The word “hushpuppy” means two things to me: comfortable shoes and the deep-fried cornballs I got as a kid at Long John Silver’s.While the former remains a staple in the shoe world, the hushpuppy has come a long way since the food court at the mall.
I first discovered how good a hushpuppy could be after visiting Dirt Candy, Amanda Cohen’s 6-month-old vegetarian restaurant in the East Village. At first, when the dish came out, the lighting in the restaurant made it look like hard little balls of orange fried mess. Warily I cut into one and put a dollop of whipped maple butter on the steaming yellow innards. After the first bite these jalapeño-infused babies were quickly consumed and were on my mind all week long.
Apparently, I am not alone in this obsession—Cohen says they’re one of the restaurant’s most popular dishes. Running $6 per order, it feels natural to add them when you choose your wine.
“I wanted a small snack at the begin ning so we could get it out fast while we made the rest of the meal,” the 35-yearold chef tells me. “When I decided to make them, I definitely wanted something fried and something little—a big hushpuppy seems excessive where somehow four little ones doesn’t.”
The result proved well worth it. Out they come on a white porcelain plate, four to an order. A ramekin of whipped maple butter rested on the side as a condiment to help cool and sweeten the spiciness of the hushpuppies.
“In general people are like, ‘Oh my God, these are so great. Can I get an extra serving of the maple butter?’” says Cohen. “I have seen people lick the maple butter off their fingers.”
“I would say it’s rare the table that doesn’t order them.Your eyes get drawn to it on the menu and you’re like, ‘Snack! Of course I need a snack before my meal.’”That, and they’re so damn good.
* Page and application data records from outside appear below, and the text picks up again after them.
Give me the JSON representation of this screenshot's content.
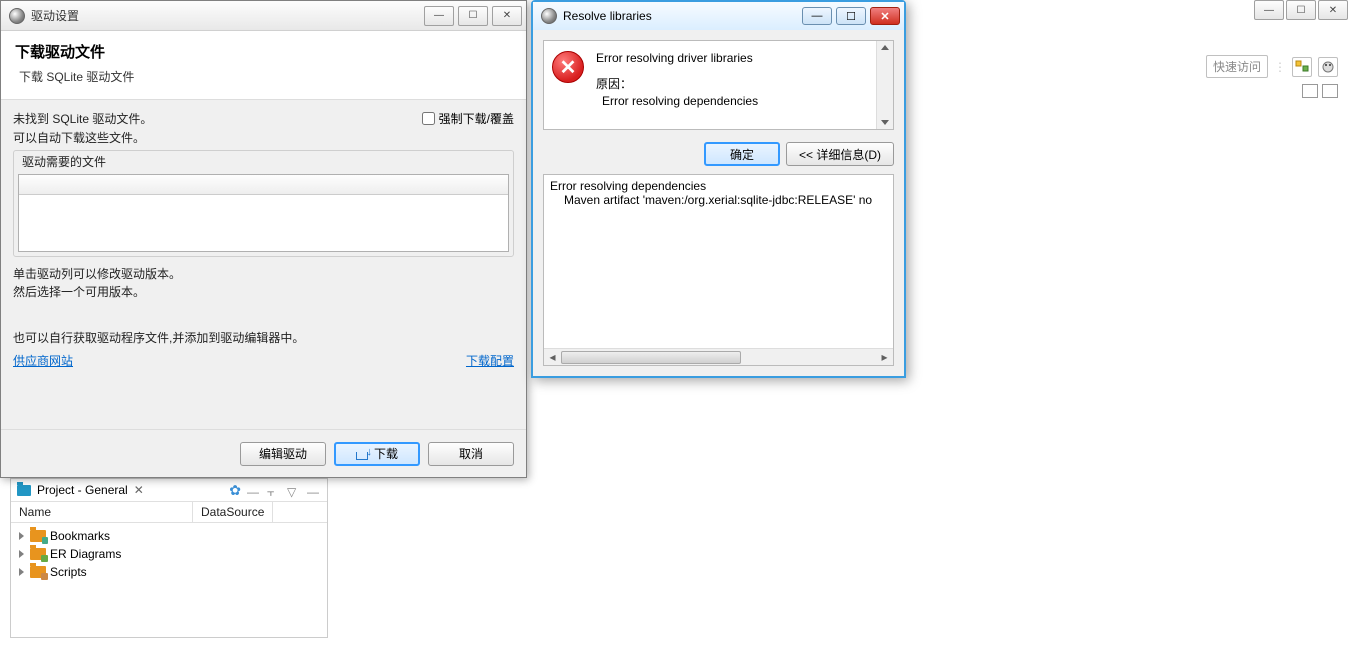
{
  "main_window": {
    "quick_access": "快速访问"
  },
  "dialog_driver": {
    "title": "驱动设置",
    "header_title": "下载驱动文件",
    "header_sub": "下载 SQLite 驱动文件",
    "not_found": "未找到 SQLite 驱动文件。",
    "force_label": "强制下载/覆盖",
    "can_auto": "可以自动下载这些文件。",
    "group_title": "驱动需要的文件",
    "hint1": "单击驱动列可以修改驱动版本。",
    "hint2": "然后选择一个可用版本。",
    "hint3": "也可以自行获取驱动程序文件,并添加到驱动编辑器中。",
    "link_vendor": "供应商网站",
    "link_config": "下载配置",
    "btn_edit": "编辑驱动",
    "btn_download": "下载",
    "btn_cancel": "取消"
  },
  "dialog_resolve": {
    "title": "Resolve libraries",
    "error_title": "Error resolving driver libraries",
    "reason_label": "原因：",
    "reason_text": "Error resolving dependencies",
    "btn_ok": "确定",
    "btn_details": "<< 详细信息(D)",
    "details_line1": "Error resolving dependencies",
    "details_line2": "Maven artifact 'maven:/org.xerial:sqlite-jdbc:RELEASE' no"
  },
  "project_panel": {
    "tab_label": "Project - General",
    "col_name": "Name",
    "col_datasource": "DataSource",
    "items": [
      {
        "label": "Bookmarks"
      },
      {
        "label": "ER Diagrams"
      },
      {
        "label": "Scripts"
      }
    ]
  }
}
> Dirt Candy
430 E. 9th St. (betw. 1st Ave. & Ave. A), 212-228-7732